Introducing FAST Goals

with No Comments

FASTWe’ve all heard about SMART goals – the idea that goals should be specific, measurable, attainable, realistic, and have a timeline. Setting SMART goals can help you get very clear on what you need to do to make change or accomplish something. However, there is a new kid on the block – FAST goals.

What is FAST?

FAST stands for: frequently discussed, ambitious, specific, and transparent. Goals should be brought up and thought about when decisions are being made so that things are in alignment. It is easy to get caught up in a new task or activity and be caught way off course in a few months. A one-degree deviation can cause a huge change over time! For example, if your goal is to complete a marathon, it wouldn’t make sense for you to start swimming 7 days a week. You need to put time into running in order to achieve this goal.

Frequently discussing your goals helps to keep things front of mind. How often do we forget about our new year resolutions because we haven’t thought or talked about them in 4 months? Do you even remember what your resolution was? Frequently discussing your goals also goes hand in hand with transparency. Telling those around what your goals are helps with specificity and making sure your actions are moving towards a larger target. If you are trying to complete a marathon, you need to put time into training for it. Perhaps you need discuss with your partner who will look after the kids while you are out for your run, or you need to discuss how there need to be fewer sweet treats on the shopping list each week so you have the proper fuel to help you achieve this goal.

Kipchoge (in the orange) during his Breaking 2 Run. Source: Getty Images
Kipchoge (in the orange) during his Breaking 2 Run. Source: Getty Images

Ambitious goals can help you feel motivated and excited to tackle the challenge – they should not be wildly outrageous or you will be unmotivated to accomplish them. Ambitious goals can also make you more innovative as you try to make things as efficient as possible. With the marathon example, just completing the marathon may be ambitious enough. Setting a goal to run a sub-2h marathon would be too ambitious and you will probably give up. (Side note – a sub 2h marathon has been done once by Eliud Kipchoge. He is one of the best marathoners in the world and it took months of planning and preparation with tons of money for this to happen. He had tons of pace setters, they tried to maximize weather conditions, and they picked a flat, straight course by sea level.)
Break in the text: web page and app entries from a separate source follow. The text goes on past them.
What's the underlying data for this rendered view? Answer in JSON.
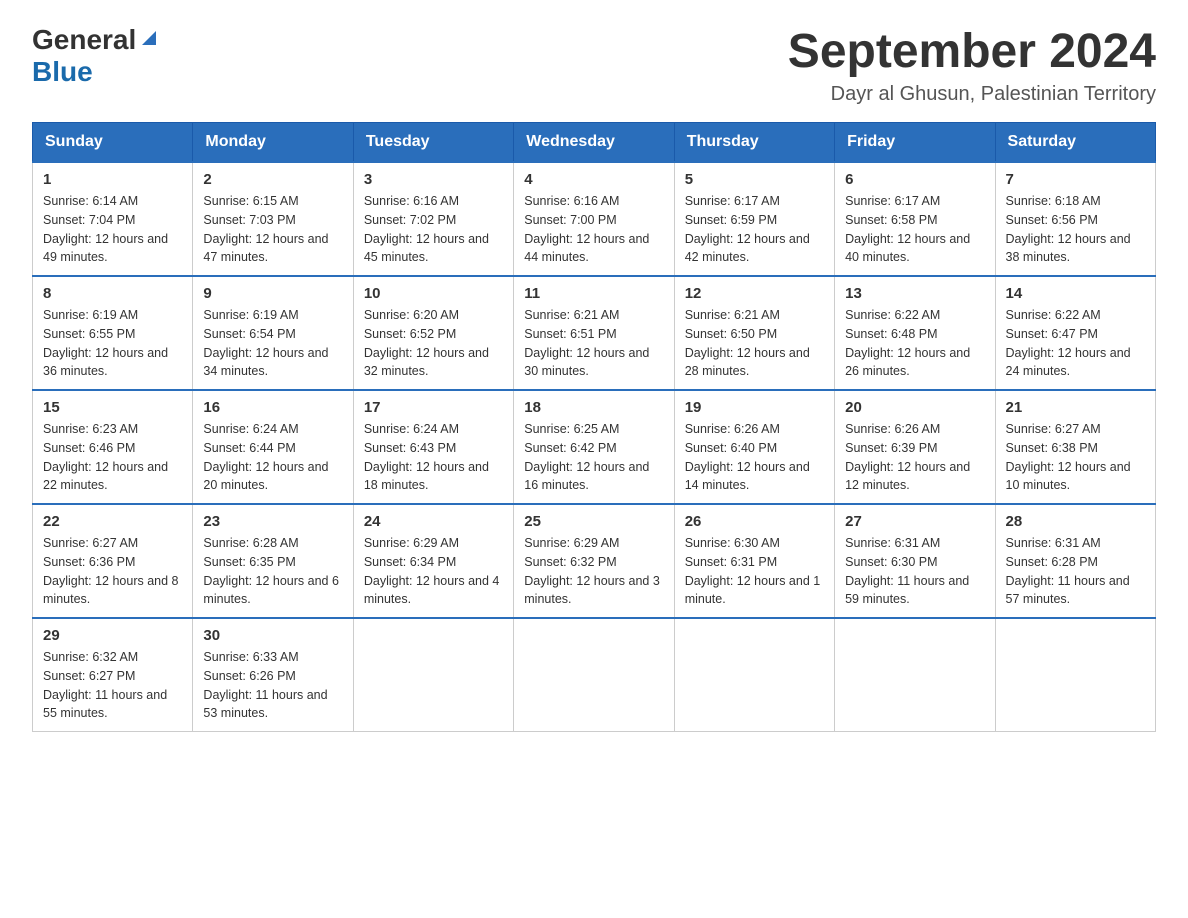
{
  "logo": {
    "general": "General",
    "blue": "Blue"
  },
  "title": "September 2024",
  "subtitle": "Dayr al Ghusun, Palestinian Territory",
  "days_of_week": [
    "Sunday",
    "Monday",
    "Tuesday",
    "Wednesday",
    "Thursday",
    "Friday",
    "Saturday"
  ],
  "weeks": [
    [
      {
        "day": "1",
        "sunrise": "Sunrise: 6:14 AM",
        "sunset": "Sunset: 7:04 PM",
        "daylight": "Daylight: 12 hours and 49 minutes."
      },
      {
        "day": "2",
        "sunrise": "Sunrise: 6:15 AM",
        "sunset": "Sunset: 7:03 PM",
        "daylight": "Daylight: 12 hours and 47 minutes."
      },
      {
        "day": "3",
        "sunrise": "Sunrise: 6:16 AM",
        "sunset": "Sunset: 7:02 PM",
        "daylight": "Daylight: 12 hours and 45 minutes."
      },
      {
        "day": "4",
        "sunrise": "Sunrise: 6:16 AM",
        "sunset": "Sunset: 7:00 PM",
        "daylight": "Daylight: 12 hours and 44 minutes."
      },
      {
        "day": "5",
        "sunrise": "Sunrise: 6:17 AM",
        "sunset": "Sunset: 6:59 PM",
        "daylight": "Daylight: 12 hours and 42 minutes."
      },
      {
        "day": "6",
        "sunrise": "Sunrise: 6:17 AM",
        "sunset": "Sunset: 6:58 PM",
        "daylight": "Daylight: 12 hours and 40 minutes."
      },
      {
        "day": "7",
        "sunrise": "Sunrise: 6:18 AM",
        "sunset": "Sunset: 6:56 PM",
        "daylight": "Daylight: 12 hours and 38 minutes."
      }
    ],
    [
      {
        "day": "8",
        "sunrise": "Sunrise: 6:19 AM",
        "sunset": "Sunset: 6:55 PM",
        "daylight": "Daylight: 12 hours and 36 minutes."
      },
      {
        "day": "9",
        "sunrise": "Sunrise: 6:19 AM",
        "sunset": "Sunset: 6:54 PM",
        "daylight": "Daylight: 12 hours and 34 minutes."
      },
      {
        "day": "10",
        "sunrise": "Sunrise: 6:20 AM",
        "sunset": "Sunset: 6:52 PM",
        "daylight": "Daylight: 12 hours and 32 minutes."
      },
      {
        "day": "11",
        "sunrise": "Sunrise: 6:21 AM",
        "sunset": "Sunset: 6:51 PM",
        "daylight": "Daylight: 12 hours and 30 minutes."
      },
      {
        "day": "12",
        "sunrise": "Sunrise: 6:21 AM",
        "sunset": "Sunset: 6:50 PM",
        "daylight": "Daylight: 12 hours and 28 minutes."
      },
      {
        "day": "13",
        "sunrise": "Sunrise: 6:22 AM",
        "sunset": "Sunset: 6:48 PM",
        "daylight": "Daylight: 12 hours and 26 minutes."
      },
      {
        "day": "14",
        "sunrise": "Sunrise: 6:22 AM",
        "sunset": "Sunset: 6:47 PM",
        "daylight": "Daylight: 12 hours and 24 minutes."
      }
    ],
    [
      {
        "day": "15",
        "sunrise": "Sunrise: 6:23 AM",
        "sunset": "Sunset: 6:46 PM",
        "daylight": "Daylight: 12 hours and 22 minutes."
      },
      {
        "day": "16",
        "sunrise": "Sunrise: 6:24 AM",
        "sunset": "Sunset: 6:44 PM",
        "daylight": "Daylight: 12 hours and 20 minutes."
      },
      {
        "day": "17",
        "sunrise": "Sunrise: 6:24 AM",
        "sunset": "Sunset: 6:43 PM",
        "daylight": "Daylight: 12 hours and 18 minutes."
      },
      {
        "day": "18",
        "sunrise": "Sunrise: 6:25 AM",
        "sunset": "Sunset: 6:42 PM",
        "daylight": "Daylight: 12 hours and 16 minutes."
      },
      {
        "day": "19",
        "sunrise": "Sunrise: 6:26 AM",
        "sunset": "Sunset: 6:40 PM",
        "daylight": "Daylight: 12 hours and 14 minutes."
      },
      {
        "day": "20",
        "sunrise": "Sunrise: 6:26 AM",
        "sunset": "Sunset: 6:39 PM",
        "daylight": "Daylight: 12 hours and 12 minutes."
      },
      {
        "day": "21",
        "sunrise": "Sunrise: 6:27 AM",
        "sunset": "Sunset: 6:38 PM",
        "daylight": "Daylight: 12 hours and 10 minutes."
      }
    ],
    [
      {
        "day": "22",
        "sunrise": "Sunrise: 6:27 AM",
        "sunset": "Sunset: 6:36 PM",
        "daylight": "Daylight: 12 hours and 8 minutes."
      },
      {
        "day": "23",
        "sunrise": "Sunrise: 6:28 AM",
        "sunset": "Sunset: 6:35 PM",
        "daylight": "Daylight: 12 hours and 6 minutes."
      },
      {
        "day": "24",
        "sunrise": "Sunrise: 6:29 AM",
        "sunset": "Sunset: 6:34 PM",
        "daylight": "Daylight: 12 hours and 4 minutes."
      },
      {
        "day": "25",
        "sunrise": "Sunrise: 6:29 AM",
        "sunset": "Sunset: 6:32 PM",
        "daylight": "Daylight: 12 hours and 3 minutes."
      },
      {
        "day": "26",
        "sunrise": "Sunrise: 6:30 AM",
        "sunset": "Sunset: 6:31 PM",
        "daylight": "Daylight: 12 hours and 1 minute."
      },
      {
        "day": "27",
        "sunrise": "Sunrise: 6:31 AM",
        "sunset": "Sunset: 6:30 PM",
        "daylight": "Daylight: 11 hours and 59 minutes."
      },
      {
        "day": "28",
        "sunrise": "Sunrise: 6:31 AM",
        "sunset": "Sunset: 6:28 PM",
        "daylight": "Daylight: 11 hours and 57 minutes."
      }
    ],
    [
      {
        "day": "29",
        "sunrise": "Sunrise: 6:32 AM",
        "sunset": "Sunset: 6:27 PM",
        "daylight": "Daylight: 11 hours and 55 minutes."
      },
      {
        "day": "30",
        "sunrise": "Sunrise: 6:33 AM",
        "sunset": "Sunset: 6:26 PM",
        "daylight": "Daylight: 11 hours and 53 minutes."
      },
      null,
      null,
      null,
      null,
      null
    ]
  ]
}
Specific goals also help you get really clear on the vision and the steps needed to get there. If you are routinely not hitting the metrics you picked something is probably off. Take a step back and re-evaluate; how can you pivot or change your metrics to make you more successful? For example, you may start your training plan by running for 30 minutes a day, 6 days a week. After a few weeks you’re finding you can’t sustain that plan and aren’t doing any training. So you re-evaluate and switch to 30 minutes a day, 4 days a week – this feels more doable and you’re able to stick to this and get the training ball rolling again.

Transparency can be a double-edged sword. Being transparent can help others support you in achieving those goals. For example, if you are trying to cut down on eating out and you share that with friends or family, it is easier to decline an offer to join or make an alternate suggestion. Social support can be huge in helping you stay consistent. Being transparent with your goals and your struggles can also help you realize when you are missing the mark with your goals or the strategies you’re taking to get you there.
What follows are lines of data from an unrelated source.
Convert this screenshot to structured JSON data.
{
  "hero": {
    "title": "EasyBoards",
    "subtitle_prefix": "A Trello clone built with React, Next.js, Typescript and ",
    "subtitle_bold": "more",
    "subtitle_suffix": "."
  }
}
I think some people are transparent in the hope that other people will keep them accountable. At the end of the day, you are responsible for your actions. Only you can truly keep yourself accountable. If you always rely on others to help you achieve your goals, you are probably relying on extrinsic motivation quite a bit. That can make it more challenging to sustain any behaviours leading to a big goal or lifestyle change.

Which one should you use?

I think that we should combine these two strategies into one! Instead of “S” in FAST standing for “Specific”, I think the SMART framework can help you get really specific about your goals. Once they’re SMART, make sure you are transparent, ambitious, and frequently discussing those goals with people around you. This gets us the best of the both worlds and can keep us moving forward!

How confident are you?

An additional step that I like to add to my goals is to ask myself how confident I am that I will achieve the goals? On a scale from 1-10, thinking about all the other things in my life, how confident am I? I try to be >7/10 on this scale. If I’m below 7 that tells me that I’m perhaps being too ambitious or overly optimistic. Maybe I need to adjust my timeline or scale back the frequency – I make little tweaks until I’m over 7/10 and I know I’m good to go.

Scroll down and leave a comment about what goals you’re working on right now!

PS. Need more help with goal setting? Sign up for our free 6-week program.

Leave a Reply